“We were looking for specific expertise that was lacking in our board,” said Amanda Moore, the CEO of the Angelman Syndrome Foundation. “What we love about Jason is he is really strong at looking at UBE3A to understand more about Angelman syndrome.”

Angelman syndrome affects about one in every 20,000 people and individuals experience severe developmental delays, seizures, a lack of verbal communication and challenging issues with sleep.

jackson moore
Jackson Moore, age 6, from Indianapolis, IN has Angelman syndrome.
Image courtesy Angelman Syndrome Foundation

Typically, the disorder is caused by a large deletion on the 15th chromosome that eliminates the UBE3A gene. Yi, who is also an investigator in the Intellectual and Developmental Disabilities Research Center and in the Hope Center for Neurological Disorders at the medical school, is interested in how small variants in the gene—rather than such largescale alterations—might affect the protein and possibly also lead to Angelman syndrome.

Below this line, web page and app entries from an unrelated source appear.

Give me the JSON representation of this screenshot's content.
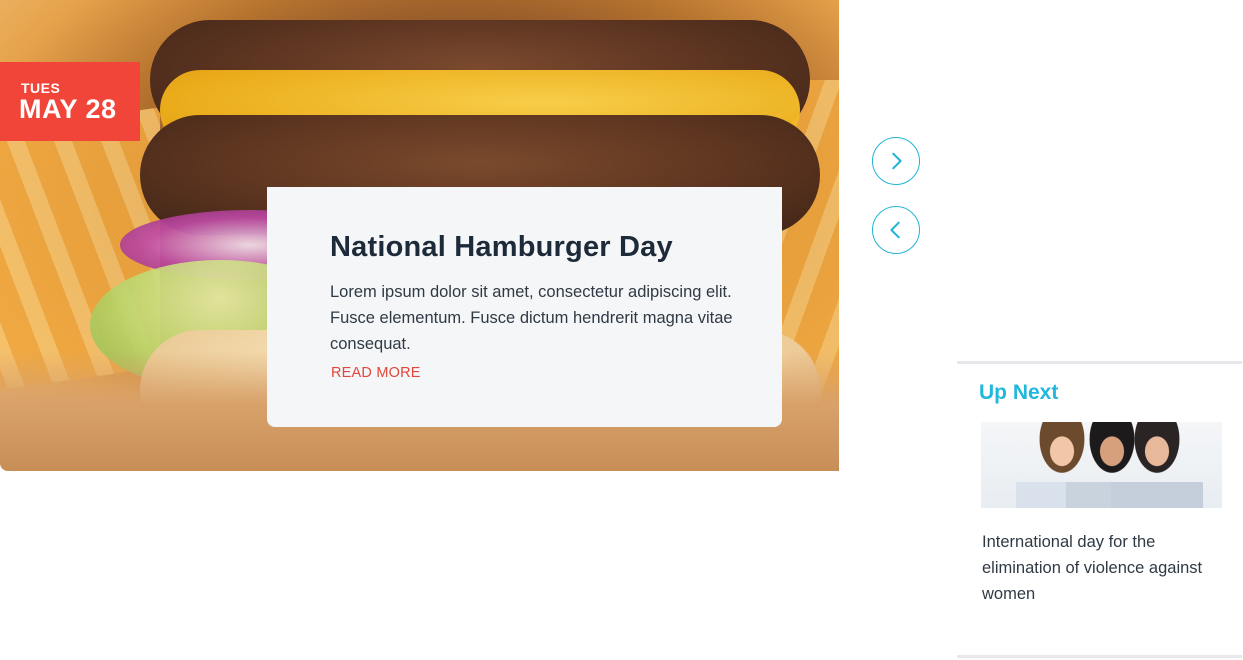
{
  "hero": {
    "date": {
      "dow": "TUES",
      "day": "MAY 28"
    },
    "card": {
      "title": "National Hamburger Day",
      "body": "Lorem ipsum dolor sit amet, consectetur adipiscing elit. Fusce elementum.  Fusce dictum hendrerit magna vitae consequat.",
      "read_more": "READ MORE"
    }
  },
  "nav": {
    "next_icon": "chevron-right-icon",
    "prev_icon": "chevron-left-icon",
    "accent": "#21b4d4"
  },
  "up_next": {
    "heading": "Up Next",
    "caption": "International day for the elimination of violence against women"
  },
  "colors": {
    "badge": "#f2453a",
    "link": "#e0473a",
    "heading_accent": "#22b8dc"
  }
}
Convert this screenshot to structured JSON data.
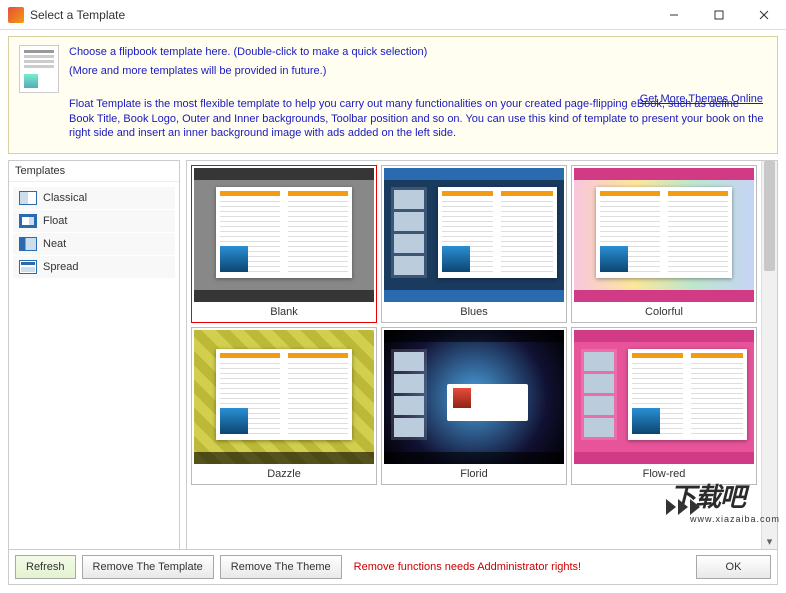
{
  "window": {
    "title": "Select a Template"
  },
  "info": {
    "line1": "Choose a flipbook template here. (Double-click to make a quick selection)",
    "line2": "(More and more templates will be provided in future.)",
    "desc": "Float Template is the most flexible template to help you carry out many functionalities on your created page-flipping eBook, such as define Book Title, Book Logo, Outer and Inner backgrounds, Toolbar position and so on. You can use this kind of template to present your book on the right side and insert an inner background image with ads added on the left side.",
    "more_link": "Get More Themes Online"
  },
  "sidebar": {
    "header": "Templates",
    "items": [
      {
        "label": "Classical",
        "icon": "classical"
      },
      {
        "label": "Float",
        "icon": "float"
      },
      {
        "label": "Neat",
        "icon": "neat"
      },
      {
        "label": "Spread",
        "icon": "spread"
      }
    ]
  },
  "gallery": {
    "items": [
      {
        "label": "Blank"
      },
      {
        "label": "Blues"
      },
      {
        "label": "Colorful"
      },
      {
        "label": "Dazzle"
      },
      {
        "label": "Florid"
      },
      {
        "label": "Flow-red"
      }
    ]
  },
  "bottom": {
    "refresh": "Refresh",
    "remove_template": "Remove The Template",
    "remove_theme": "Remove The Theme",
    "warning": "Remove functions needs Addministrator rights!",
    "ok": "OK"
  },
  "watermark": {
    "text": "下载吧",
    "sub": "www.xiazaiba.com"
  }
}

illustration of ube3a protein in gold and ube3a effector protein in blue
The picture is an aggregate of docking simulations of UBE3A (gold) and a UBE3A effector protein (blue). It shows different possible conformations that both proteins can take when binding. The Yi lab uses simulations along with experimental data to understand how single amino acid changes at critical sites in UBE3A (inset) can perturb its ability to bind proteins that are important for its function in cells. 
Image: Joseph Harrison, University of the Pacific

For patients with symptoms of Angelman syndrome and these smaller genetic changes, a diagnosis can be evasive because they lack the hallmark chromosomal deletion.

“A lot of individuals who have these variants may be affected, but without basic research it’s hard to know if it’s affecting what UBE3A encodes or not,” said Yi. “So we try to come up with ways in which we can get that answer quickly, and get a diagnosis for kids who may have Angelman syndrome but in a nontraditional way.”

Yi’s work has been supported in part by a two-year grant from the Angelman Syndrome Foundation. As a member of the scientific advisory board, he will review grant applications from investigators and advise the organization on funding decisions in addition to helping set the agenda for research priorities.

Moore said Yi’s ability to communicate his research to families has been important to keeping them up-to-date on the latest science. “He’s a wonderful human being. I’ve gotten to know him the past couple of years and any time I ask him to speak at a webinar, he’s so good at helping families understand the research,” said Moore. “I look forward to continuing to support the work that he’s doing.”